◆ Material for this exercise
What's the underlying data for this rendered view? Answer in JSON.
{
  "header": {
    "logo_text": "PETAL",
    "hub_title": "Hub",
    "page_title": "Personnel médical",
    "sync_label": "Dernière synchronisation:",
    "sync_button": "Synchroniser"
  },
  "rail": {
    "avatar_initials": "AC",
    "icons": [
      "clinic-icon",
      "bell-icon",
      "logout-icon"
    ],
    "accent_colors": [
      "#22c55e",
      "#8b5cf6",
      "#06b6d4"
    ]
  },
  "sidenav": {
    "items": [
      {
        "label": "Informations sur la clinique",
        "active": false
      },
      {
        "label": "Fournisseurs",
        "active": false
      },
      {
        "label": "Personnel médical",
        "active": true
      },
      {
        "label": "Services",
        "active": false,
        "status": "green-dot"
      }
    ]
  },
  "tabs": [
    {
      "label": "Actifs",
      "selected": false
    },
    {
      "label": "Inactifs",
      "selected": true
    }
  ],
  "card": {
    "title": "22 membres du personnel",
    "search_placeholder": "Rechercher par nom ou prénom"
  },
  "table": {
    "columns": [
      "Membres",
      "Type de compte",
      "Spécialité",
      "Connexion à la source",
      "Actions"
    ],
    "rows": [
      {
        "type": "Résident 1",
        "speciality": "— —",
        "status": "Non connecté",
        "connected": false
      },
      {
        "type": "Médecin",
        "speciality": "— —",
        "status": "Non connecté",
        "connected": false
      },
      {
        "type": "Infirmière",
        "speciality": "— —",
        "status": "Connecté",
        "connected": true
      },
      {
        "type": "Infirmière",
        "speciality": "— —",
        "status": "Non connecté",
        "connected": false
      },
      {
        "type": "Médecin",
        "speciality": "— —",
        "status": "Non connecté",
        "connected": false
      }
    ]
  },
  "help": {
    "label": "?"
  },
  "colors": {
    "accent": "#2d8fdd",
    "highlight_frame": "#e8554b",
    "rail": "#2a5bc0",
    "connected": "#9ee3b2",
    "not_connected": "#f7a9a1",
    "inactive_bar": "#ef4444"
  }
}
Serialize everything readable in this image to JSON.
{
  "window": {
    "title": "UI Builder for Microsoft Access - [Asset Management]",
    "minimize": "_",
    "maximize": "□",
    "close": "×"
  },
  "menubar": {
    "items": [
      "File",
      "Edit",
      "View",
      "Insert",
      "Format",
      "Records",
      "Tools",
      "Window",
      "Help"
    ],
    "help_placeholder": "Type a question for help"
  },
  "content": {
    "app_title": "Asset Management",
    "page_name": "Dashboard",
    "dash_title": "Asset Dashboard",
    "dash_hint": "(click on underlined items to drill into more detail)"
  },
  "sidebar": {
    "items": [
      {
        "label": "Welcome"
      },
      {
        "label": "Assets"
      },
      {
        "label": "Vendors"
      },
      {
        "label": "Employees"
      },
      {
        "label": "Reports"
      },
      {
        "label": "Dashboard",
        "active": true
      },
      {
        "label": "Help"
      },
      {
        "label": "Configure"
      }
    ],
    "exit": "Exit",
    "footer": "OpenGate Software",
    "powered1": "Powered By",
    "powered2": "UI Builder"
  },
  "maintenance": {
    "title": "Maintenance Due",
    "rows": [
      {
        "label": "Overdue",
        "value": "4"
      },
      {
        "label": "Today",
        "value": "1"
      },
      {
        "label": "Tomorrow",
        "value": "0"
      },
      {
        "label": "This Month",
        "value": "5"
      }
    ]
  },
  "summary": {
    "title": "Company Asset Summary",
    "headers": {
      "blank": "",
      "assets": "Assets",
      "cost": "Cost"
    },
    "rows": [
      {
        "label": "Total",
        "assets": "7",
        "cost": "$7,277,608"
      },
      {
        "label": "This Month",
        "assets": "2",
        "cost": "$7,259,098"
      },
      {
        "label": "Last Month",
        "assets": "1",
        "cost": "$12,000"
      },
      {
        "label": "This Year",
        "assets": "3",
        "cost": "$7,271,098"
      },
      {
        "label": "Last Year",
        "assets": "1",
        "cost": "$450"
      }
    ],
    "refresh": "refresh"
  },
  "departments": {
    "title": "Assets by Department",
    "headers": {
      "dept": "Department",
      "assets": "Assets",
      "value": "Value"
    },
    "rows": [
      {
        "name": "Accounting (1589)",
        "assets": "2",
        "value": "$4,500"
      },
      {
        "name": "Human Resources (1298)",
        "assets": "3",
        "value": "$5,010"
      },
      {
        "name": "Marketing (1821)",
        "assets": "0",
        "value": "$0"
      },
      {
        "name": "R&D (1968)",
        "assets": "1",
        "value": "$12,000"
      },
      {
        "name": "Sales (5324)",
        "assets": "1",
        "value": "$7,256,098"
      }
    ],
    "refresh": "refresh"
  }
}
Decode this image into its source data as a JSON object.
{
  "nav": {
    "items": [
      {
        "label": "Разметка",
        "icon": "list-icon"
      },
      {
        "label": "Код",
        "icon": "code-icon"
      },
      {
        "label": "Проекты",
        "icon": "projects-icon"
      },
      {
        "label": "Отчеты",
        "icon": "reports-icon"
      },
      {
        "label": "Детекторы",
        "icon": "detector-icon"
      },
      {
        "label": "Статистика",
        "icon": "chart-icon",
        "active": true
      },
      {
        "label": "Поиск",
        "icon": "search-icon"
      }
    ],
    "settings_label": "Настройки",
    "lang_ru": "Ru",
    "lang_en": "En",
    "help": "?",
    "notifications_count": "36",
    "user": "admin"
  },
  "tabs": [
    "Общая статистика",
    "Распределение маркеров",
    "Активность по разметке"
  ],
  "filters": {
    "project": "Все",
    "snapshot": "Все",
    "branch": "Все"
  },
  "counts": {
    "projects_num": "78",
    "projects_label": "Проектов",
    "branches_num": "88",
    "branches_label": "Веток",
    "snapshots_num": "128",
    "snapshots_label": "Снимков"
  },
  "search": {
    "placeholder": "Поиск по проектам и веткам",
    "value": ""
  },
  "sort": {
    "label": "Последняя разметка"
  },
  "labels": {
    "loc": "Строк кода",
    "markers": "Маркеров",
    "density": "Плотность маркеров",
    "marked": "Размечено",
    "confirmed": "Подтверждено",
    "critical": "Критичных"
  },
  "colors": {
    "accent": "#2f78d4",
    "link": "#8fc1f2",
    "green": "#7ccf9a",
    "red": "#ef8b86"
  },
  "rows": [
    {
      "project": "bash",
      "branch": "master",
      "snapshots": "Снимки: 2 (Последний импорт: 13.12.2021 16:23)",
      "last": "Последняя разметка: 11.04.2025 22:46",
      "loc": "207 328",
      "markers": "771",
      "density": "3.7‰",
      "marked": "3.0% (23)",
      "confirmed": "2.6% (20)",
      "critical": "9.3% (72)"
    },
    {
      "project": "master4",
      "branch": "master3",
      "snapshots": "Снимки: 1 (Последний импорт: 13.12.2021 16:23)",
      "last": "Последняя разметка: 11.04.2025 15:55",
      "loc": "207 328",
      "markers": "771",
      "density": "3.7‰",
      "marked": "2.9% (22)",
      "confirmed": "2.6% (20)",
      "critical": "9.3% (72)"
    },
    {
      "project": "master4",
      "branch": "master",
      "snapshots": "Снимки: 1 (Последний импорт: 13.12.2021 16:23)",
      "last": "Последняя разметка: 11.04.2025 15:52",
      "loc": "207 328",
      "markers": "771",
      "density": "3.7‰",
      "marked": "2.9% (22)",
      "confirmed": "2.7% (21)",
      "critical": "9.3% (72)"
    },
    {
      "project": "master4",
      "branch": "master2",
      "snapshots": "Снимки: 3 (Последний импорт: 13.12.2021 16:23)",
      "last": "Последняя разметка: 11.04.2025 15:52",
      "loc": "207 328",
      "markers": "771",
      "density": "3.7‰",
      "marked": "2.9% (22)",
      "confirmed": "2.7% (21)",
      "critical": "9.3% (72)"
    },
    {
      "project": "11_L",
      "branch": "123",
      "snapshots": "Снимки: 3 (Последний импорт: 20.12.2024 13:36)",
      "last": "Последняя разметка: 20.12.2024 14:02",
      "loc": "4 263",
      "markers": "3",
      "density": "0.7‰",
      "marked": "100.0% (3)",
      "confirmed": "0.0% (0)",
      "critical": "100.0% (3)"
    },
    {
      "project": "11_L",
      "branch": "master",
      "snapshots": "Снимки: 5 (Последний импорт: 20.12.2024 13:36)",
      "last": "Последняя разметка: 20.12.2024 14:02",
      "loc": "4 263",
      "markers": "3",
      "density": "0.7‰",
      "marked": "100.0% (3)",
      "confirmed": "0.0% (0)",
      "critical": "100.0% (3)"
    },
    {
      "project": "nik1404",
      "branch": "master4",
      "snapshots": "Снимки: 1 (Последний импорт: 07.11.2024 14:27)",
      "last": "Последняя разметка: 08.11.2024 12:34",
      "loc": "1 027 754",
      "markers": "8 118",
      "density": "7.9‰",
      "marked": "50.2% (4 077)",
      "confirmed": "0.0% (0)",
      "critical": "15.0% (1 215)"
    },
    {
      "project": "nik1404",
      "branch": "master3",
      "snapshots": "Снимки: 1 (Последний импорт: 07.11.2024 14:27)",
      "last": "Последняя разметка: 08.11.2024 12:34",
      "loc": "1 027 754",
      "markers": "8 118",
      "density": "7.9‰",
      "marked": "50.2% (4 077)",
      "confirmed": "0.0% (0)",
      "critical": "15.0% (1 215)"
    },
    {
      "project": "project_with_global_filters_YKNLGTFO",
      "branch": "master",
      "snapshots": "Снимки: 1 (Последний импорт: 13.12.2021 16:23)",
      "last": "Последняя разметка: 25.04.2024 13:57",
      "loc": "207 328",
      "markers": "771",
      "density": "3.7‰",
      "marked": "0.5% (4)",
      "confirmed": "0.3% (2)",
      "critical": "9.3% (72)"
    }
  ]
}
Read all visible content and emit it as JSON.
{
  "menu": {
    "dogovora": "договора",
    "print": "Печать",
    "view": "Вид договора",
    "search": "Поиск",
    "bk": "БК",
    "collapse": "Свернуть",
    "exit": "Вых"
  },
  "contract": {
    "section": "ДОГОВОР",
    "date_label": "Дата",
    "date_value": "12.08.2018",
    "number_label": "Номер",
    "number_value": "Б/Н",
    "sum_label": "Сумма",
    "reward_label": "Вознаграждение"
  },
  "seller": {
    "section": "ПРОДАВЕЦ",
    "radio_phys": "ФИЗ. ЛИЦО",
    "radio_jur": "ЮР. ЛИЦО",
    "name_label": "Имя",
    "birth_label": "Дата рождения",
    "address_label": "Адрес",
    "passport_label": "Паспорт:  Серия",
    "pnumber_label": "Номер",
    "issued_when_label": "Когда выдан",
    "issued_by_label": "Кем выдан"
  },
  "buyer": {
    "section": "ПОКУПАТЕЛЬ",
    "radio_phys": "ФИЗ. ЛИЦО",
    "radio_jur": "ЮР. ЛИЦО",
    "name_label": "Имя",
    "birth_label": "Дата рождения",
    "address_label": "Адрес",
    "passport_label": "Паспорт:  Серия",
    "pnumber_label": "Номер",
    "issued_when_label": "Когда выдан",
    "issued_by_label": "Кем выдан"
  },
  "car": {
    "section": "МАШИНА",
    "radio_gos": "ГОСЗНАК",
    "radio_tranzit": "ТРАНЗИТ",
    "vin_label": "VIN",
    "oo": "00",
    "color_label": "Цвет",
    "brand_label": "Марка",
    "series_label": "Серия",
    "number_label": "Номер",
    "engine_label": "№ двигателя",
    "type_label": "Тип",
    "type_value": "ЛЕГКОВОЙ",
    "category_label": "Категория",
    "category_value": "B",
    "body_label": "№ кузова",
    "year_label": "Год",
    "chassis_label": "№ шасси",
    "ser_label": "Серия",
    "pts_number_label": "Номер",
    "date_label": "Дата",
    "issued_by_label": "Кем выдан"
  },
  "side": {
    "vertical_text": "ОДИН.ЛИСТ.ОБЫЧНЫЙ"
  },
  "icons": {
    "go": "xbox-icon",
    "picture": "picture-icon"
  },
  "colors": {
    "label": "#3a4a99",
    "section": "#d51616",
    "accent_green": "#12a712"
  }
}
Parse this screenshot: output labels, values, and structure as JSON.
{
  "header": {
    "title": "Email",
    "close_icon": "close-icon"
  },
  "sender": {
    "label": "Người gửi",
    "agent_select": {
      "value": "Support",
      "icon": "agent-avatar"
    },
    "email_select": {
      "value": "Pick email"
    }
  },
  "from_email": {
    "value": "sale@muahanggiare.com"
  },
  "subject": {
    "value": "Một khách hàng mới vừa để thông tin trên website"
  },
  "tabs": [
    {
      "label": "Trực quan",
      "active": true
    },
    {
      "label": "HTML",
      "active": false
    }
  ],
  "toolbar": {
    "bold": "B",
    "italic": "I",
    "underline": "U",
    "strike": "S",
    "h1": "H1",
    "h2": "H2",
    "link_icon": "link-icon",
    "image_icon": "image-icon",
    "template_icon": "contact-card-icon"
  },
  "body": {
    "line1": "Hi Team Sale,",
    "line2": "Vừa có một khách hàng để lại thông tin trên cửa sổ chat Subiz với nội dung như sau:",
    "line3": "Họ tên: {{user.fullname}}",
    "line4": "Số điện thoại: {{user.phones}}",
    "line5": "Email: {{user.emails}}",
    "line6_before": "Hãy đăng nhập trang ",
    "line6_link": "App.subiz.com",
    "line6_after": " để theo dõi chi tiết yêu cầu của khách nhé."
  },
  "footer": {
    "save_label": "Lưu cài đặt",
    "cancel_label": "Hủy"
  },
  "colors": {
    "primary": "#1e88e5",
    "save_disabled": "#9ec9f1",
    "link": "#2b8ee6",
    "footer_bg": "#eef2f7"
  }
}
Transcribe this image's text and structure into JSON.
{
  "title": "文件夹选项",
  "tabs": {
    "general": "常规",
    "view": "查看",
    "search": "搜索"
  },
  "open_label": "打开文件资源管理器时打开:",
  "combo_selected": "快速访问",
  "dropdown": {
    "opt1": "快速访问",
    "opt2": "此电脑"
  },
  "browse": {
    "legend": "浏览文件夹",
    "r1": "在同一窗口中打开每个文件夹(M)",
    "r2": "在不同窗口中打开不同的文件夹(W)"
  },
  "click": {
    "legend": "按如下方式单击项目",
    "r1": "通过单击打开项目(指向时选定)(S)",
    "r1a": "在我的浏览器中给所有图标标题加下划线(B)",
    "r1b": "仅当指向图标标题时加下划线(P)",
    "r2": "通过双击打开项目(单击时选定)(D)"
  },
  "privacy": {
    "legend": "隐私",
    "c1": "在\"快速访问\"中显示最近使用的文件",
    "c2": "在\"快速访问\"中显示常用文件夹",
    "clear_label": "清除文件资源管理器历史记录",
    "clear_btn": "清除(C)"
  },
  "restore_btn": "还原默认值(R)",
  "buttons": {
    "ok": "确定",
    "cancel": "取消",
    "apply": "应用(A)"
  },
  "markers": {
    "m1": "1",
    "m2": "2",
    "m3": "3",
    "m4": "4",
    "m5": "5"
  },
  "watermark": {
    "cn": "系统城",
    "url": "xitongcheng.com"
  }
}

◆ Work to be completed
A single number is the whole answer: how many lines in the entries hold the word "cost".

◆ Solution for this exercise
6